Work to complete -
Search term "windows": copy each line of the records that contains it.

***** Data in this exercise

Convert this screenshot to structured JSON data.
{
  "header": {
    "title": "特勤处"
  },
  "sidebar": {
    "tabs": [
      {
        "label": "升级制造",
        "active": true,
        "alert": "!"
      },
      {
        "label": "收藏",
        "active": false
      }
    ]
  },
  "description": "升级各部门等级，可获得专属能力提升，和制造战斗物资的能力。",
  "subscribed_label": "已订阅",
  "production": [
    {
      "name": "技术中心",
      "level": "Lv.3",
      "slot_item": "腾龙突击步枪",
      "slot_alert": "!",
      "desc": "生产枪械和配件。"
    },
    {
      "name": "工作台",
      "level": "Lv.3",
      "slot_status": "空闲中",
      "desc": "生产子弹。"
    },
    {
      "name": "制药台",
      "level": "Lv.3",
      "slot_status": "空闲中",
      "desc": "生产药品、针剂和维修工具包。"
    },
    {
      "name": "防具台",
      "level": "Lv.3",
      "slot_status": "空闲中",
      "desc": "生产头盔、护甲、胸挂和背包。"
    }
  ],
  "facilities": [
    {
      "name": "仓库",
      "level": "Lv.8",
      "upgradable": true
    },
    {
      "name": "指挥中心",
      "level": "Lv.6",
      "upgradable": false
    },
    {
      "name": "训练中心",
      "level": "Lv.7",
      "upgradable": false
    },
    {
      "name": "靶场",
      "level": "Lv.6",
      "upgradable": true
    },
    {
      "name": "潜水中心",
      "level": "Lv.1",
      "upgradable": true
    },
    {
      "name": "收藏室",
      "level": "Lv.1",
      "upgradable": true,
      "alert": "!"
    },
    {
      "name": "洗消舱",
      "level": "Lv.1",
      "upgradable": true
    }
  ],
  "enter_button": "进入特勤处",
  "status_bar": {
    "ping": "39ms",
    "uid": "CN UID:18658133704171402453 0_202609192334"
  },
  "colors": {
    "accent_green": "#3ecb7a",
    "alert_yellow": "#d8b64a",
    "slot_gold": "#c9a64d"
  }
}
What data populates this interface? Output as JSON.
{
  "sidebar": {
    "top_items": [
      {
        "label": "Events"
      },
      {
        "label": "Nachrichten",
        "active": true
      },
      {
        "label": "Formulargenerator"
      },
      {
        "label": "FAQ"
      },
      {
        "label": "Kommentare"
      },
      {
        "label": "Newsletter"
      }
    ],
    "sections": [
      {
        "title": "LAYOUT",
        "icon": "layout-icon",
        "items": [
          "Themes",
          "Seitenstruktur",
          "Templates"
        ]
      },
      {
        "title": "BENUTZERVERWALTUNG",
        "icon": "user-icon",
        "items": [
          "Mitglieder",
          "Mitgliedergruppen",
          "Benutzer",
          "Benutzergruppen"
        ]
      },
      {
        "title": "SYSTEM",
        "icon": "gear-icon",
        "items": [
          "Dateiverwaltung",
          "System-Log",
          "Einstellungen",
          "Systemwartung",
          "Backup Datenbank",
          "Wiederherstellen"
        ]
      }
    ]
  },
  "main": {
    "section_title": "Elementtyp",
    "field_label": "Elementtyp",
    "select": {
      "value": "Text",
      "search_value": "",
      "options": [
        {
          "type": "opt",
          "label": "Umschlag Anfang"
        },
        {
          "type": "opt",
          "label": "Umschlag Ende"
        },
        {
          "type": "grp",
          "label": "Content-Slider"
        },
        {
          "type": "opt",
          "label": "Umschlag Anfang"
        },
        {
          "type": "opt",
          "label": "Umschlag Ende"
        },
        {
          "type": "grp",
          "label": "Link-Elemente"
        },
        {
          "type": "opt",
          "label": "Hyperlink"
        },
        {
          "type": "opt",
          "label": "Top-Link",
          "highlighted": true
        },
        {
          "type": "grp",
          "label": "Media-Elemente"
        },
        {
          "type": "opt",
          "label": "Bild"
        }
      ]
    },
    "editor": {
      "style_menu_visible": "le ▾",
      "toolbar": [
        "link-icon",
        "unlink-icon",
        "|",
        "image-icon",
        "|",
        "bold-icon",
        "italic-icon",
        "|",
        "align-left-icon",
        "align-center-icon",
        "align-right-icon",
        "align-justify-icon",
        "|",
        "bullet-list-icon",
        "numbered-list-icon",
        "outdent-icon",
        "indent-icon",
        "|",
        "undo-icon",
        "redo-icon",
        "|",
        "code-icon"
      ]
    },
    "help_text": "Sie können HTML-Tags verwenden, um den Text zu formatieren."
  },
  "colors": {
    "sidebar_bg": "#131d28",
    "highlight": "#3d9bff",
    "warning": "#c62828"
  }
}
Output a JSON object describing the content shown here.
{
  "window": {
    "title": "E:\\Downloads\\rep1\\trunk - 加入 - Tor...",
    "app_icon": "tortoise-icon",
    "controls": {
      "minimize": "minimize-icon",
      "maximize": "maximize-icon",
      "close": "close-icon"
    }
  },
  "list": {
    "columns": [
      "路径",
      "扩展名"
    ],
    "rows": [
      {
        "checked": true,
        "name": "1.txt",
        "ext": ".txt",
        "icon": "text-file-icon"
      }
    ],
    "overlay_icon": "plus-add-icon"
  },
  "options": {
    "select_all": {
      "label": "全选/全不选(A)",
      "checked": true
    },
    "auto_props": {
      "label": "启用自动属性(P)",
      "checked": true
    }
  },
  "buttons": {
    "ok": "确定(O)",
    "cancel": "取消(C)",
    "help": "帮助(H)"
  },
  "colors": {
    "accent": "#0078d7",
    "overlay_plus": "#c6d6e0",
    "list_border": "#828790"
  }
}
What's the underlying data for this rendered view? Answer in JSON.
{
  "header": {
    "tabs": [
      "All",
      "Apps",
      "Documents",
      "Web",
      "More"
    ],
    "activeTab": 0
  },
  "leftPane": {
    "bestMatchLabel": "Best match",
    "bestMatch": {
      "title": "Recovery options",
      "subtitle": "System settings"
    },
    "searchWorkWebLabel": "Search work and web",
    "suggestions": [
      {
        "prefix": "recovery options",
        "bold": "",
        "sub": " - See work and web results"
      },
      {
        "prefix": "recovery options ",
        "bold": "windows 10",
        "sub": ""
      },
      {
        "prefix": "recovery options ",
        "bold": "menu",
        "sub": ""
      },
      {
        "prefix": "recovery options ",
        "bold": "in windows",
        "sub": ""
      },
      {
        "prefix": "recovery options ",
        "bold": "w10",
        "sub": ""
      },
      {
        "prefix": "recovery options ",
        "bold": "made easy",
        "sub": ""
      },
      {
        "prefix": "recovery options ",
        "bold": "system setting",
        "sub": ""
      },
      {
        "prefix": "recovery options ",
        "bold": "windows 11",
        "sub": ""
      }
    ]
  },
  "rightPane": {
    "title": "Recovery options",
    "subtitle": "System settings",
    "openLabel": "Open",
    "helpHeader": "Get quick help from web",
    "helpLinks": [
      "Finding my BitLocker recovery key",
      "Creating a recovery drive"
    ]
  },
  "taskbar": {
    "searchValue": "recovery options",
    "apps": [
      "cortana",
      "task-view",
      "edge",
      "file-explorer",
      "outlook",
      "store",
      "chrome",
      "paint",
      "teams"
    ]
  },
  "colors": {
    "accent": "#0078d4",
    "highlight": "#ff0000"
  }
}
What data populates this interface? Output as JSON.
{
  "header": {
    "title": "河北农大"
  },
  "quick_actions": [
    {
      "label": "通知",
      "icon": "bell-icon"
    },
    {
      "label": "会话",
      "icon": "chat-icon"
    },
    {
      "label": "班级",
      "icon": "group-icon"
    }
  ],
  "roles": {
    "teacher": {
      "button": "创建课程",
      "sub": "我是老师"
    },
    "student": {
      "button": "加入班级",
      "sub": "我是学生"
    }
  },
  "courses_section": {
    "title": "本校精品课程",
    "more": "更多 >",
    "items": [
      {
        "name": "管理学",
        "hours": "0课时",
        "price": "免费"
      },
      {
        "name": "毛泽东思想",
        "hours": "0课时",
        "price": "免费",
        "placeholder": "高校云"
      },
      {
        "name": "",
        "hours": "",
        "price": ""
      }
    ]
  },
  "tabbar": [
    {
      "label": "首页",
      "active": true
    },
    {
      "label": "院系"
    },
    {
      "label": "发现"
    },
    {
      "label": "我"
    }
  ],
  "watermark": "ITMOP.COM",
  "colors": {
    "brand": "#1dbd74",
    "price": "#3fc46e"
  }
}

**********

Your solution -
        "bold": "windows 10",
        "bold": "in windows",
        "bold": "windows 11",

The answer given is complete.